**TASK REQUIREMENTS:** Copy each line of the records that includes "kind".

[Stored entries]
++++
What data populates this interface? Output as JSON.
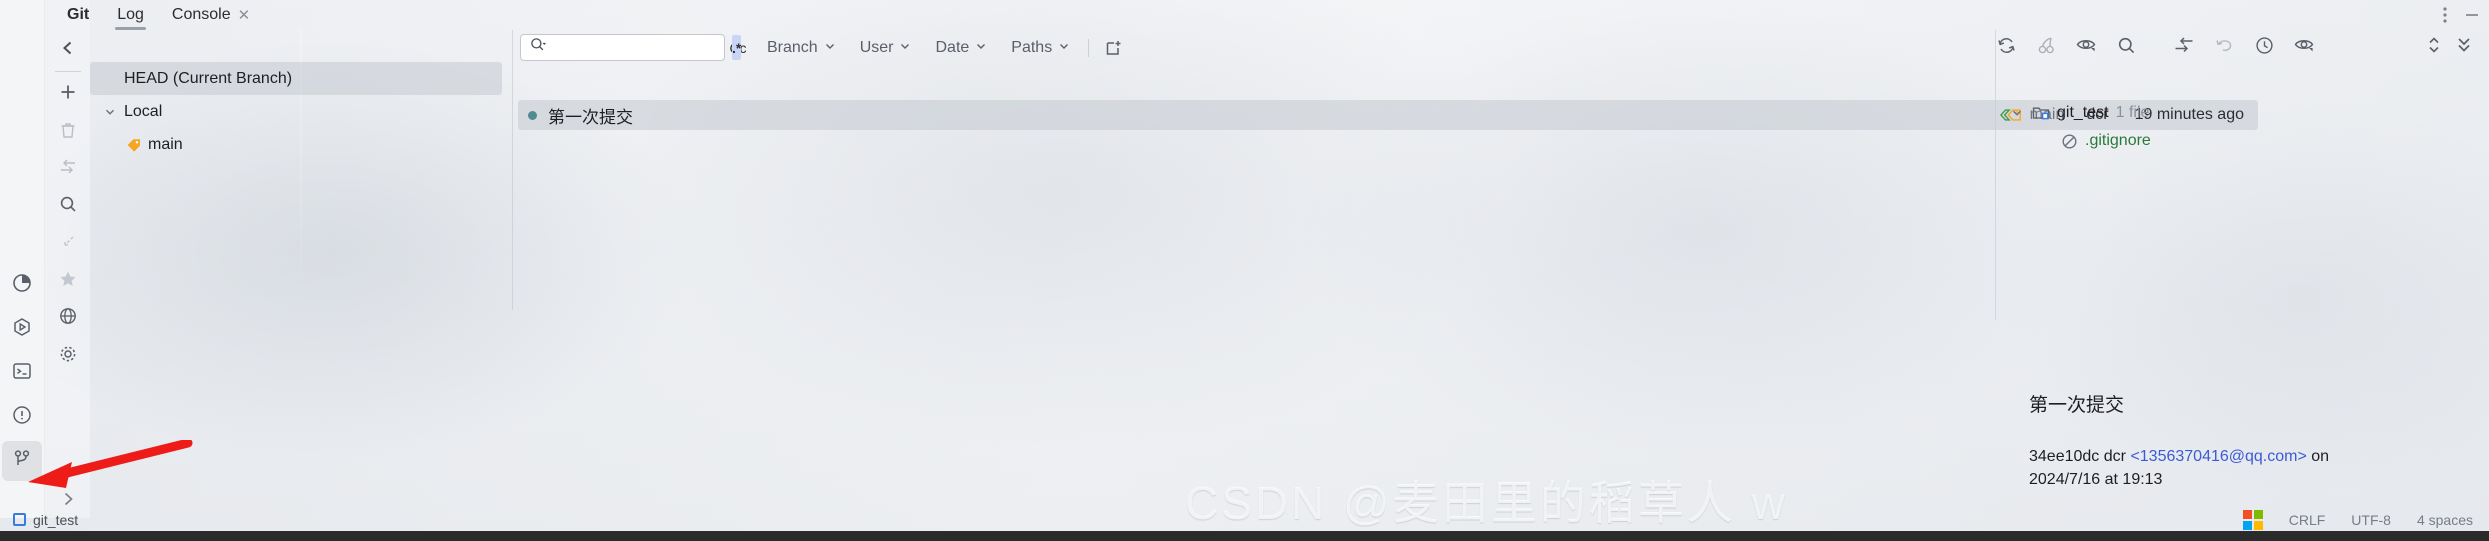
{
  "window": {
    "title": "Git",
    "tabs": [
      {
        "label": "Log",
        "selected": true,
        "closable": false
      },
      {
        "label": "Console",
        "selected": false,
        "closable": true
      }
    ],
    "more_options_icon": "vertical-dots-icon",
    "minimize_icon": "minimize-icon"
  },
  "tool_strip": {
    "items": [
      {
        "icon": "pie-chart-icon",
        "name": "project-statistics",
        "active": false
      },
      {
        "icon": "run-hexagon-icon",
        "name": "run-panel",
        "active": false
      },
      {
        "icon": "terminal-icon",
        "name": "terminal-panel",
        "active": false
      },
      {
        "icon": "problems-icon",
        "name": "problems-panel",
        "active": false
      },
      {
        "icon": "git-branch-icon",
        "name": "git-panel",
        "active": true
      }
    ]
  },
  "side_toolbar": {
    "items": [
      {
        "icon": "chevron-left-icon",
        "name": "collapse-panel",
        "dim": false
      },
      {
        "icon": "plus-icon",
        "name": "new-branch",
        "dim": false
      },
      {
        "icon": "trash-icon",
        "name": "delete-branch",
        "dim": true
      },
      {
        "icon": "merge-arrow-icon",
        "name": "merge-branch",
        "dim": true
      },
      {
        "icon": "search-icon",
        "name": "search-branches",
        "dim": false
      },
      {
        "icon": "collapse-all-icon",
        "name": "collapse-all",
        "dim": true
      },
      {
        "icon": "star-icon",
        "name": "favorite-branch",
        "dim": true
      },
      {
        "icon": "globe-icon",
        "name": "remote-branches",
        "dim": false
      },
      {
        "icon": "gear-icon",
        "name": "git-settings",
        "dim": false
      },
      {
        "icon": "chevron-right-icon",
        "name": "expand-panel",
        "dim": false
      }
    ]
  },
  "branch_tree": {
    "rows": [
      {
        "label": "HEAD (Current Branch)",
        "indent": 0,
        "selected": true,
        "chevron": "",
        "icon": ""
      },
      {
        "label": "Local",
        "indent": 0,
        "selected": false,
        "chevron": "down",
        "icon": ""
      },
      {
        "label": "main",
        "indent": 1,
        "selected": false,
        "chevron": "",
        "icon": "branch-tag-icon"
      }
    ]
  },
  "search": {
    "value": "",
    "placeholder": "",
    "search_icon": "search-dropdown-icon",
    "regex_label": ".*",
    "regex_active": true,
    "case_label": "Cc",
    "case_active": false
  },
  "filters": [
    {
      "label": "Branch",
      "name": "branch-filter"
    },
    {
      "label": "User",
      "name": "user-filter"
    },
    {
      "label": "Date",
      "name": "date-filter"
    },
    {
      "label": "Paths",
      "name": "paths-filter"
    }
  ],
  "toolbar_right": {
    "new_tab_icon": "new-log-tab-icon",
    "icons": [
      {
        "icon": "refresh-icon",
        "name": "refresh-log",
        "dim": false
      },
      {
        "icon": "cherry-pick-icon",
        "name": "cherry-pick",
        "dim": true
      },
      {
        "icon": "eye-icon",
        "name": "show-options",
        "dim": false
      },
      {
        "icon": "search-icon",
        "name": "search-commits",
        "dim": false
      }
    ],
    "icons2": [
      {
        "icon": "merge-arrow-icon",
        "name": "show-merge-commits",
        "dim": false
      },
      {
        "icon": "undo-icon",
        "name": "revert-commit",
        "dim": true
      },
      {
        "icon": "clock-icon",
        "name": "commit-history",
        "dim": false
      },
      {
        "icon": "eye-icon",
        "name": "diff-preview-options",
        "dim": false
      }
    ],
    "expand_icon": "expand-collapse-icon",
    "hide_icon": "hide-panel-icon"
  },
  "commit": {
    "subject": "第一次提交",
    "dot_color": "#4f8b91",
    "ref": "main",
    "ref_tag_icon": "branch-label-icon",
    "author": "dcr",
    "time": "19 minutes ago"
  },
  "changes": {
    "root": {
      "label": "git_test",
      "count": "1 file",
      "icon": "folder-icon",
      "chevron": "down"
    },
    "files": [
      {
        "label": ".gitignore",
        "icon": "ignored-file-icon"
      }
    ]
  },
  "detail": {
    "subject": "第一次提交",
    "hash": "34ee10dc",
    "author": "dcr",
    "email": "<1356370416@qq.com>",
    "connector": "on",
    "date": "2024/7/16 at 19:13"
  },
  "statusbar": {
    "project": "git_test",
    "project_icon": "project-icon",
    "os_icon": "windows-logo-icon",
    "line_separator": "CRLF",
    "encoding": "UTF-8",
    "indent": "4 spaces"
  },
  "watermark": {
    "text": "CSDN @麦田里的稻草人 w"
  },
  "annotation": {
    "arrow_color": "#ee1c18",
    "points_to": "git-panel"
  }
}
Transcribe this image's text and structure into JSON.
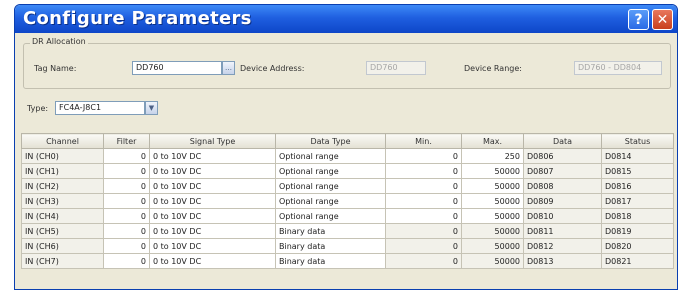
{
  "window": {
    "title": "Configure Parameters",
    "help_glyph": "?",
    "close_glyph": "✕"
  },
  "allocation": {
    "legend": "DR Allocation",
    "tag_name_label": "Tag Name:",
    "tag_name_value": "DD760",
    "device_address_label": "Device Address:",
    "device_address_value": "DD760",
    "device_range_label": "Device Range:",
    "device_range_value": "DD760 - DD804"
  },
  "type": {
    "label": "Type:",
    "value": "FC4A-J8C1"
  },
  "table": {
    "columns": [
      "Channel",
      "Filter",
      "Signal Type",
      "Data Type",
      "Min.",
      "Max.",
      "Data",
      "Status"
    ],
    "rows": [
      [
        "IN (CH0)",
        "0",
        "0 to 10V DC",
        "Optional range",
        "0",
        "250",
        "D0806",
        "D0814"
      ],
      [
        "IN (CH1)",
        "0",
        "0 to 10V DC",
        "Optional range",
        "0",
        "50000",
        "D0807",
        "D0815"
      ],
      [
        "IN (CH2)",
        "0",
        "0 to 10V DC",
        "Optional range",
        "0",
        "50000",
        "D0808",
        "D0816"
      ],
      [
        "IN (CH3)",
        "0",
        "0 to 10V DC",
        "Optional range",
        "0",
        "50000",
        "D0809",
        "D0817"
      ],
      [
        "IN (CH4)",
        "0",
        "0 to 10V DC",
        "Optional range",
        "0",
        "50000",
        "D0810",
        "D0818"
      ],
      [
        "IN (CH5)",
        "0",
        "0 to 10V DC",
        "Binary data",
        "0",
        "50000",
        "D0811",
        "D0819"
      ],
      [
        "IN (CH6)",
        "0",
        "0 to 10V DC",
        "Binary data",
        "0",
        "50000",
        "D0812",
        "D0820"
      ],
      [
        "IN (CH7)",
        "0",
        "0 to 10V DC",
        "Binary data",
        "0",
        "50000",
        "D0813",
        "D0821"
      ]
    ]
  }
}
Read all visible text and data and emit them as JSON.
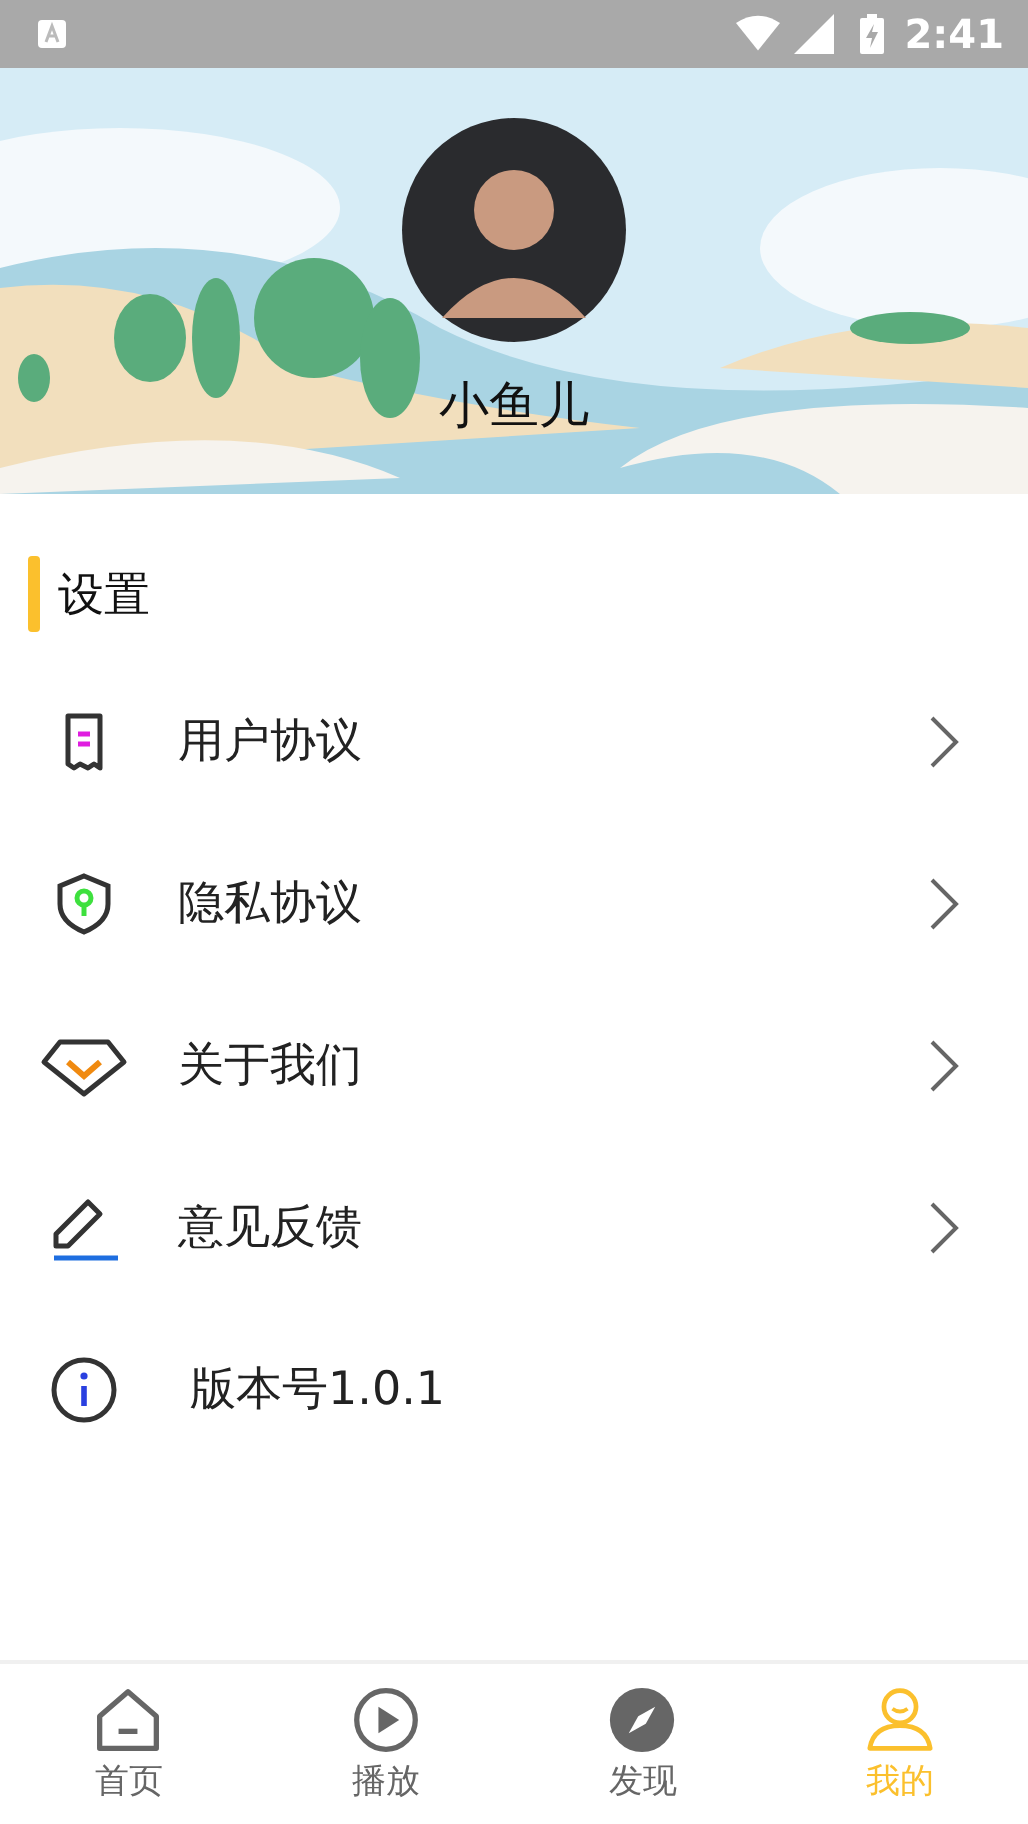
{
  "status_bar": {
    "time": "2:41"
  },
  "profile": {
    "name": "小鱼儿"
  },
  "section": {
    "title": "设置"
  },
  "menu": [
    {
      "kind": "document",
      "label": "用户协议",
      "arrow": true
    },
    {
      "kind": "shield",
      "label": "隐私协议",
      "arrow": true
    },
    {
      "kind": "diamond",
      "label": "关于我们",
      "arrow": true
    },
    {
      "kind": "pencil",
      "label": "意见反馈",
      "arrow": true
    },
    {
      "kind": "info",
      "label": "版本号1.0.1",
      "arrow": false
    }
  ],
  "tabs": [
    {
      "kind": "home",
      "label": "首页",
      "selected": false
    },
    {
      "kind": "play",
      "label": "播放",
      "selected": false
    },
    {
      "kind": "compass",
      "label": "发现",
      "selected": false
    },
    {
      "kind": "person",
      "label": "我的",
      "selected": true
    }
  ]
}
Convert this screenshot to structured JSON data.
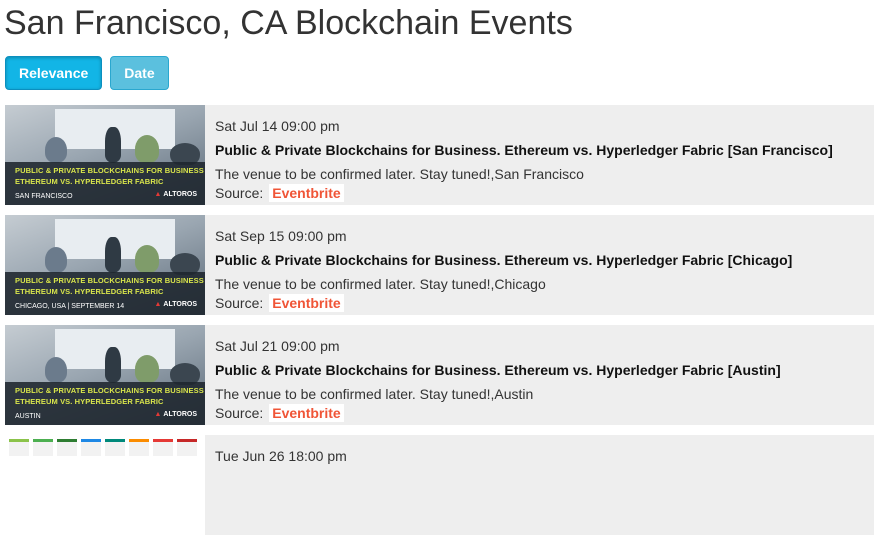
{
  "page": {
    "title": "San Francisco, CA Blockchain Events"
  },
  "sort": {
    "relevance_label": "Relevance",
    "date_label": "Date",
    "active": "relevance"
  },
  "colors": {
    "button": "#5bc0de",
    "button_active": "#12b5e6",
    "eventbrite": "#f05537",
    "row_bg": "#eeeeee"
  },
  "events": [
    {
      "date": "Sat Jul 14 09:00 pm",
      "title": "Public & Private Blockchains for Business. Ethereum vs. Hyperledger Fabric [San Francisco]",
      "venue": "The venue to be confirmed later. Stay tuned!,San Francisco",
      "source_label": "Source:",
      "source": "Eventbrite",
      "image": {
        "line1": "PUBLIC & PRIVATE BLOCKCHAINS FOR BUSINESS",
        "line2": "ETHEREUM VS. HYPERLEDGER FABRIC",
        "location": "SAN FRANCISCO",
        "brand": "ALTOROS"
      }
    },
    {
      "date": "Sat Sep 15 09:00 pm",
      "title": "Public & Private Blockchains for Business. Ethereum vs. Hyperledger Fabric [Chicago]",
      "venue": "The venue to be confirmed later. Stay tuned!,Chicago",
      "source_label": "Source:",
      "source": "Eventbrite",
      "image": {
        "line1": "PUBLIC & PRIVATE BLOCKCHAINS FOR BUSINESS",
        "line2": "ETHEREUM VS. HYPERLEDGER FABRIC",
        "location": "CHICAGO, USA | SEPTEMBER 14",
        "brand": "ALTOROS"
      }
    },
    {
      "date": "Sat Jul 21 09:00 pm",
      "title": "Public & Private Blockchains for Business. Ethereum vs. Hyperledger Fabric [Austin]",
      "venue": "The venue to be confirmed later. Stay tuned!,Austin",
      "source_label": "Source:",
      "source": "Eventbrite",
      "image": {
        "line1": "PUBLIC & PRIVATE BLOCKCHAINS FOR BUSINESS",
        "line2": "ETHEREUM VS. HYPERLEDGER FABRIC",
        "location": "AUSTIN",
        "brand": "ALTOROS"
      }
    },
    {
      "date": "Tue Jun 26 18:00 pm"
    }
  ]
}
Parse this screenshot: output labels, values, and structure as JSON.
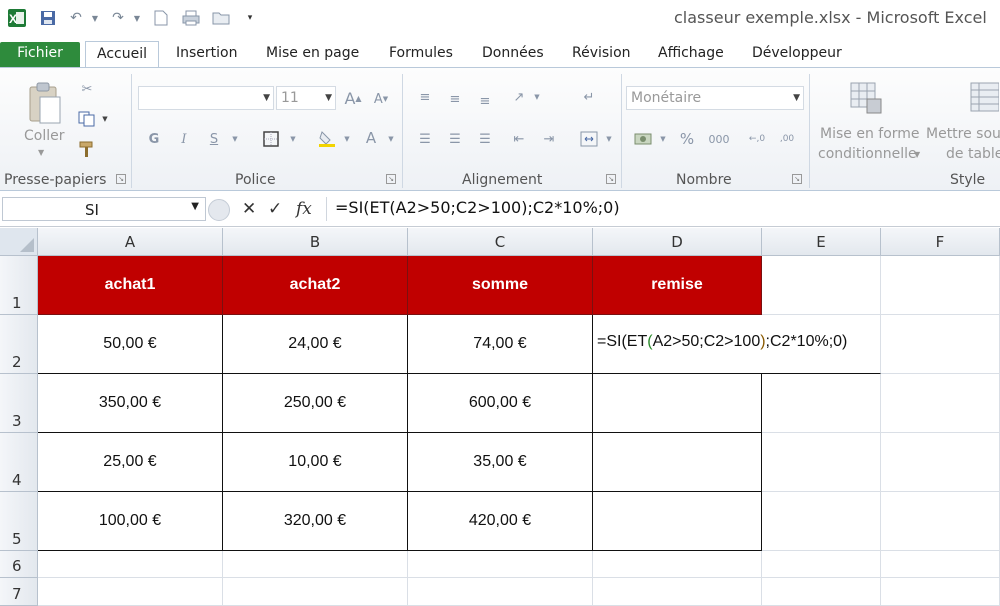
{
  "window": {
    "title": "classeur exemple.xlsx  -  Microsoft Excel"
  },
  "ribbon_tabs": [
    "Fichier",
    "Accueil",
    "Insertion",
    "Mise en page",
    "Formules",
    "Données",
    "Révision",
    "Affichage",
    "Développeur"
  ],
  "ribbon": {
    "clipboard": {
      "paste_label": "Coller",
      "group_label": "Presse-papiers"
    },
    "font": {
      "font_name": "",
      "font_size": "11",
      "group_label": "Police"
    },
    "alignment": {
      "group_label": "Alignement"
    },
    "number": {
      "format": "Monétaire",
      "group_label": "Nombre"
    },
    "styles": {
      "conditional_line1": "Mise en forme",
      "conditional_line2": "conditionnelle",
      "table_line1": "Mettre sou",
      "table_line2": "de table",
      "group_label": "Style"
    }
  },
  "formula_bar": {
    "name_box": "SI",
    "formula": "=SI(ET(A2>50;C2>100);C2*10%;0)"
  },
  "sheet": {
    "columns": [
      "A",
      "B",
      "C",
      "D",
      "E",
      "F"
    ],
    "rows": [
      "1",
      "2",
      "3",
      "4",
      "5",
      "6",
      "7"
    ],
    "header_row": [
      "achat1",
      "achat2",
      "somme",
      "remise"
    ],
    "data_rows": [
      [
        "50,00 €",
        "24,00 €",
        "74,00 €"
      ],
      [
        "350,00 €",
        "250,00 €",
        "600,00 €"
      ],
      [
        "25,00 €",
        "10,00 €",
        "35,00 €"
      ],
      [
        "100,00 €",
        "320,00 €",
        "420,00 €"
      ]
    ],
    "editing_cell_text": {
      "p1": "=SI(ET",
      "p2": "(",
      "p3": "A2>50;C2>100",
      "p4": ")",
      "p5": ";C2*10%;0)"
    },
    "header_fill": "#c00000"
  },
  "colors": {
    "file_tab": "#2e8b3c",
    "header_fill": "#c00000"
  }
}
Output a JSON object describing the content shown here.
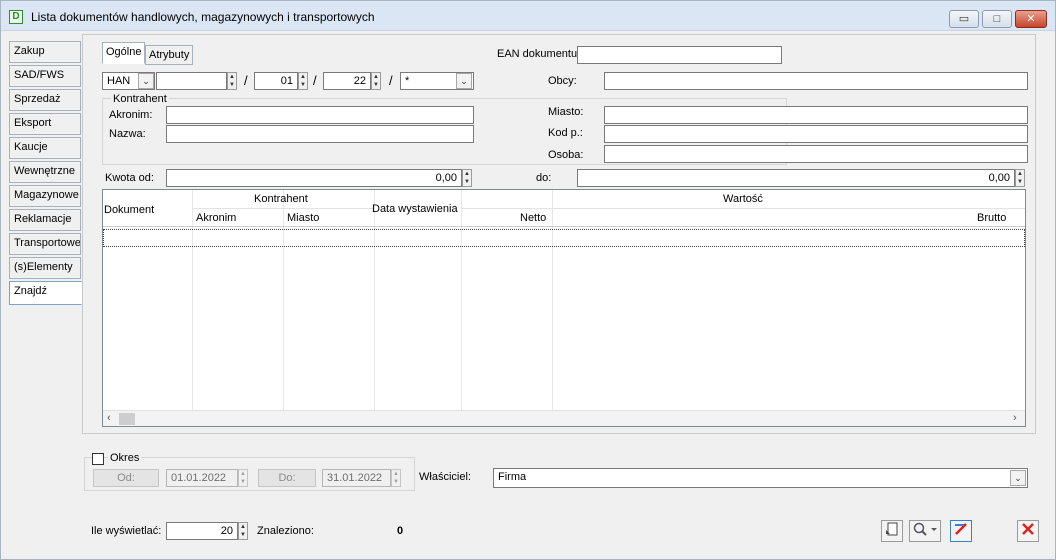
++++
**TASK SOLUTION:**
      "kind": "document",
      "kind": "shield",
      "kind": "diamond",
      "kind": "pencil",
      "kind": "info",
      "kind": "home",
      "kind": "play",
      "kind": "compass",
      "kind": "person",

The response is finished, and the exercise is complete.